Assignment
Could you set down the listing below exactly, leaving out its pictures?

++++++++

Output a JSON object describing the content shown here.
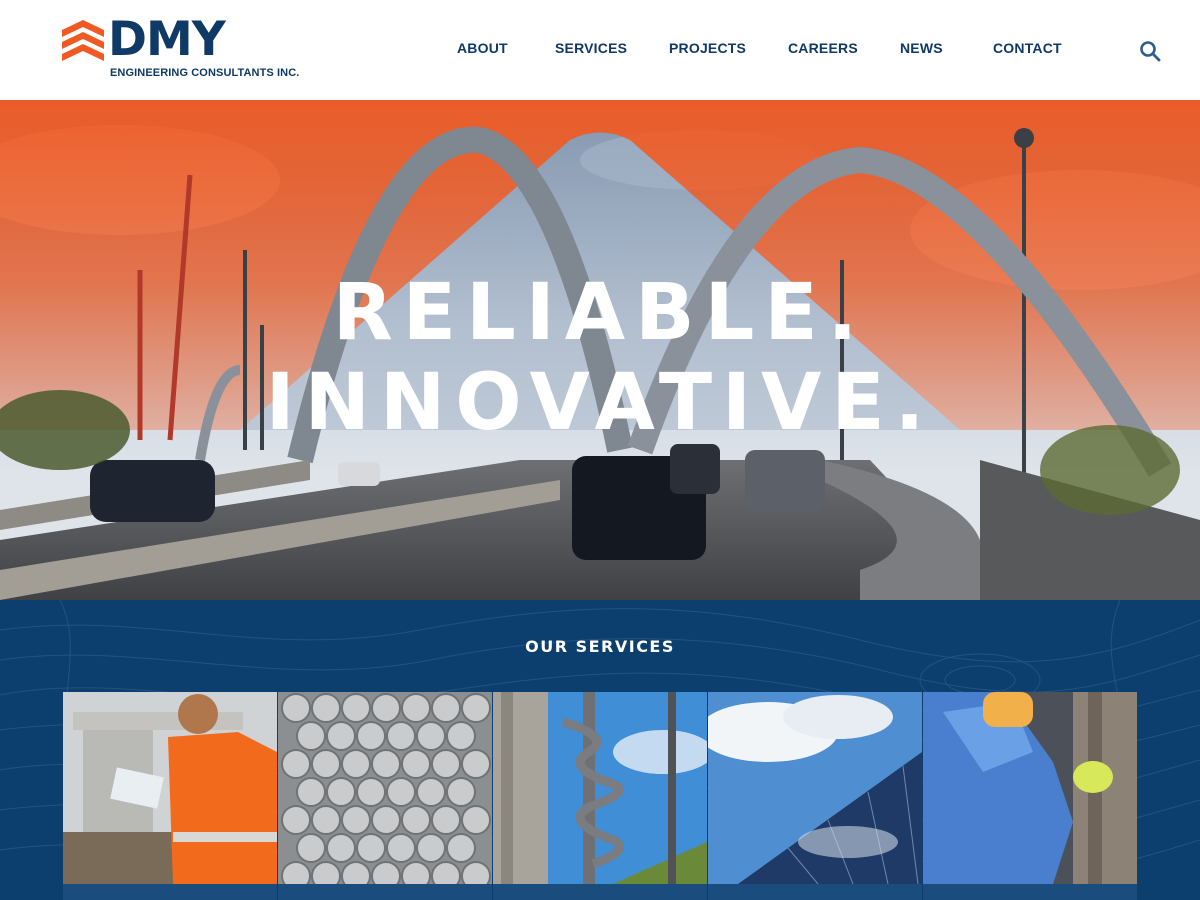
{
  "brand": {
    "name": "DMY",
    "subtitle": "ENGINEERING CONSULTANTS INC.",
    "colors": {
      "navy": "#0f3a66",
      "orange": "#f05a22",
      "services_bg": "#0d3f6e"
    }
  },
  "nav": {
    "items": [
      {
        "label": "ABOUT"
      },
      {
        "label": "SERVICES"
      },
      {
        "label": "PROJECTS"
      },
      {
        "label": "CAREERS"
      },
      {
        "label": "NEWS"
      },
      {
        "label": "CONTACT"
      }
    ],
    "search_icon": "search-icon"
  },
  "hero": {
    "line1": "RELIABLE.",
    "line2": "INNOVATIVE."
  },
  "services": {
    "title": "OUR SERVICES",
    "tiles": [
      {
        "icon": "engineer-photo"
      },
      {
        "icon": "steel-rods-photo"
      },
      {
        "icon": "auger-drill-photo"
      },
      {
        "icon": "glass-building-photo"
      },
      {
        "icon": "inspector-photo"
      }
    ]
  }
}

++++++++

The answer
Output a JSON object describing the content shown here.
{
  "brand": {
    "name": "DMY",
    "subtitle": "ENGINEERING CONSULTANTS INC.",
    "colors": {
      "navy": "#0f3a66",
      "orange": "#f05a22",
      "services_bg": "#0d3f6e"
    }
  },
  "nav": {
    "items": [
      {
        "label": "ABOUT"
      },
      {
        "label": "SERVICES"
      },
      {
        "label": "PROJECTS"
      },
      {
        "label": "CAREERS"
      },
      {
        "label": "NEWS"
      },
      {
        "label": "CONTACT"
      }
    ],
    "search_icon": "search-icon"
  },
  "hero": {
    "line1": "RELIABLE.",
    "line2": "INNOVATIVE."
  },
  "services": {
    "title": "OUR SERVICES",
    "tiles": [
      {
        "icon": "engineer-photo"
      },
      {
        "icon": "steel-rods-photo"
      },
      {
        "icon": "auger-drill-photo"
      },
      {
        "icon": "glass-building-photo"
      },
      {
        "icon": "inspector-photo"
      }
    ]
  }
}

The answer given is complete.